| EXERCISE DIRECTIONS |
Write out the full listing exactly as given, minus the images.

| DATA UNDER STUDY |
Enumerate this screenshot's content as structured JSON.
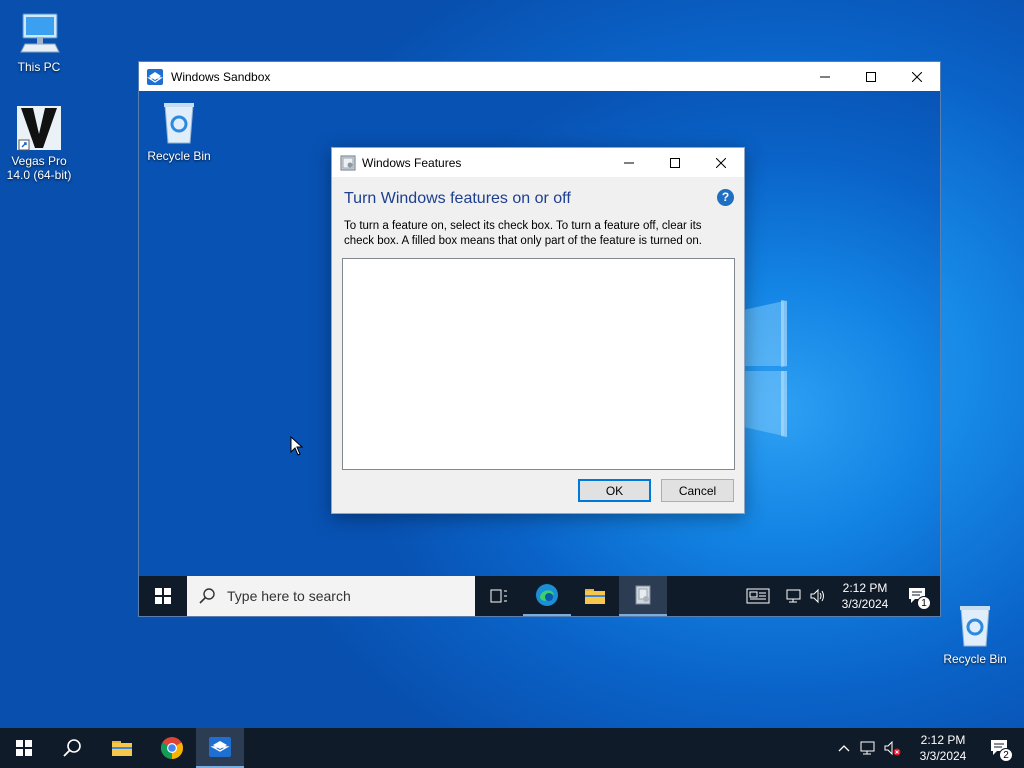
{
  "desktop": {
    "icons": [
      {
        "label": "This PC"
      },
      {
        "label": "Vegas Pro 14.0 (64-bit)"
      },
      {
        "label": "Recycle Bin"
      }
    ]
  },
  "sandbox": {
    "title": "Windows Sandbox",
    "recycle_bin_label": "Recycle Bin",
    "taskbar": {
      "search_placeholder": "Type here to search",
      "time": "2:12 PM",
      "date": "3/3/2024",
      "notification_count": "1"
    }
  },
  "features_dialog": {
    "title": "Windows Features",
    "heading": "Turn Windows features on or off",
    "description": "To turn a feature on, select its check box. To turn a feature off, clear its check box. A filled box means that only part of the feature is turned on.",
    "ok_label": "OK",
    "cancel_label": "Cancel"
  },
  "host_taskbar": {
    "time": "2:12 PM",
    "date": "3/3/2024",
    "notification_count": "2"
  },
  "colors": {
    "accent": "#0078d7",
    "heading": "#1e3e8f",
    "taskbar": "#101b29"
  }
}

| ANSWER |
Enumerate this screenshot's content as structured JSON.
{
  "desktop": {
    "icons": [
      {
        "label": "This PC"
      },
      {
        "label": "Vegas Pro 14.0 (64-bit)"
      },
      {
        "label": "Recycle Bin"
      }
    ]
  },
  "sandbox": {
    "title": "Windows Sandbox",
    "recycle_bin_label": "Recycle Bin",
    "taskbar": {
      "search_placeholder": "Type here to search",
      "time": "2:12 PM",
      "date": "3/3/2024",
      "notification_count": "1"
    }
  },
  "features_dialog": {
    "title": "Windows Features",
    "heading": "Turn Windows features on or off",
    "description": "To turn a feature on, select its check box. To turn a feature off, clear its check box. A filled box means that only part of the feature is turned on.",
    "ok_label": "OK",
    "cancel_label": "Cancel"
  },
  "host_taskbar": {
    "time": "2:12 PM",
    "date": "3/3/2024",
    "notification_count": "2"
  },
  "colors": {
    "accent": "#0078d7",
    "heading": "#1e3e8f",
    "taskbar": "#101b29"
  }
}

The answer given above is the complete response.